The precise timescale for roll-out of unification (and the order in which areas will unify) will be subject to the passage of legislation and the views of the main players in the system. Unification of the first sheriffdom will not take place until at least the 2007/08 financial year.


Branch Action

This proposal will have staffing implications for members employed in District Courts. There is a commitment to further consultation on these issues and there is no expectation that cash savings will be achieved. A SCS project team who will also develop a mechanism for consultation at local level on the arrangements for planning unification in each sheriffdom will undertake the detailed planning.

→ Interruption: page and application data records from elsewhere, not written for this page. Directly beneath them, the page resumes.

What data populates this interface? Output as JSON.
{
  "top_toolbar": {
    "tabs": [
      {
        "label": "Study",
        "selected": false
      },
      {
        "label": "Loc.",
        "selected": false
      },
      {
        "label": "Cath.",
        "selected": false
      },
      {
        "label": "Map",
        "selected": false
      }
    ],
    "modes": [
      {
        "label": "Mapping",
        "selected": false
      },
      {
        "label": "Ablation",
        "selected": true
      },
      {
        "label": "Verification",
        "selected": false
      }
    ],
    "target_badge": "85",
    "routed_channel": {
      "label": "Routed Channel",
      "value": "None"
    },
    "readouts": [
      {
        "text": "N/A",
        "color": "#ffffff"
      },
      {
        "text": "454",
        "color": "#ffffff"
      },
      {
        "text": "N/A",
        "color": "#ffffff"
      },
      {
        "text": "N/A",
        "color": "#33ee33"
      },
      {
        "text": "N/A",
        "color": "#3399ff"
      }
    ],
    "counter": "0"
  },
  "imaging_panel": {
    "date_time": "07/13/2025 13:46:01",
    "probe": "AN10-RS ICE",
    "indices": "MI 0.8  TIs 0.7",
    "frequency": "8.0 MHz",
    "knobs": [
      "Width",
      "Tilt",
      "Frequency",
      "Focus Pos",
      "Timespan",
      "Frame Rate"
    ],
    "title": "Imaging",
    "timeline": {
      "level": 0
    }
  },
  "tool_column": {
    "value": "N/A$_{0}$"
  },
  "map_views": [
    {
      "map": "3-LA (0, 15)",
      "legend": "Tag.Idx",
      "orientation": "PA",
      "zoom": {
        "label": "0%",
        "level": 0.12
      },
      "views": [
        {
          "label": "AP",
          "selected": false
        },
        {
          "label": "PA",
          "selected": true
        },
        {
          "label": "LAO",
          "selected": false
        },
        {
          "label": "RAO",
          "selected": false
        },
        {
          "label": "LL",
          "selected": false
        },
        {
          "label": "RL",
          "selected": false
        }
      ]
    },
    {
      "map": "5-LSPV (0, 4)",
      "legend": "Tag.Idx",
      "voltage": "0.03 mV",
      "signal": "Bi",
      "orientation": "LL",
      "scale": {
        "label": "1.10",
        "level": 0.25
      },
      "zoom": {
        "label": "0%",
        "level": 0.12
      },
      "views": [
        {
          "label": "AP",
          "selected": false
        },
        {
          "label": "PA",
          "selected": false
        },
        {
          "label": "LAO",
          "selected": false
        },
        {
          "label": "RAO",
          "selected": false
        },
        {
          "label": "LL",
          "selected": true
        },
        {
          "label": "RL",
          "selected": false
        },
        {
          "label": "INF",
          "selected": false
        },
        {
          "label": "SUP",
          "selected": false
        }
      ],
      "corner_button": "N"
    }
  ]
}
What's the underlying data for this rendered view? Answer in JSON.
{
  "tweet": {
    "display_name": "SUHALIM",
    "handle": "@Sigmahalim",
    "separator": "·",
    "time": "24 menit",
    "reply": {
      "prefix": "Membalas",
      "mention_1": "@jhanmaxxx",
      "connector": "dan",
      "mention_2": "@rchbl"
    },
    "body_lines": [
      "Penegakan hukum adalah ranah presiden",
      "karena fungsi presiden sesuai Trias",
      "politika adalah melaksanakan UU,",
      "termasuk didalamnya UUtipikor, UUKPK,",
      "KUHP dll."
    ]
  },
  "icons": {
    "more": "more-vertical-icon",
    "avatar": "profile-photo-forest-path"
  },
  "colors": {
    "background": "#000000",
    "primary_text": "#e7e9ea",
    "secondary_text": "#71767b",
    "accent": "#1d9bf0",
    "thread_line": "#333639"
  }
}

The Local Government Service Group will be considering this issue and branches should consult the members concerned. Further advice on staffing issues will be issued by the SGE and UNISON has yet to take a position on the legislation when it is published.


For further Information:

Paper Summary justice Reform Next Steps www.scotland.gov.uk/library5/justice/sjrns-00.asp

The McInnes Committee report www.scotland.gov.uk/library5/justice/sjrcrm-00.asp

Summary of consultation responses www.scotland.gov.uk/library5/justice/sjrcscr-00.asp

Contacts list:

Dave Watson
d.watson@unison.co.uk
@P&I Team
14 West Campbell Street
GLASGOW
G2 6RX
Tel: 0845 355 0845
Fax: 0141 307 2572

 

 

Scottish Executive | Scottish Parliament | Briefings Home

top

 

 
Further Information

Paper Summary justice Reform Next Steps www.scotland.gov.uk/
library5/justice/sjrns-00.asp

The McInnes Committee report www.scotland.gov.uk/
library5/justice/sjrcrm-00.asp

Summary of consultation responses www.scotland.gov.uk/
library5/justice/sjrcscr-00.asp

Contacts

Dave Watson
d.watson@unison.co.uk
@P&I Team
14 West Campbell Street
GLASGOW
G2 6RX
Tel: 0845 355 0845
Fax: 0141 307 2572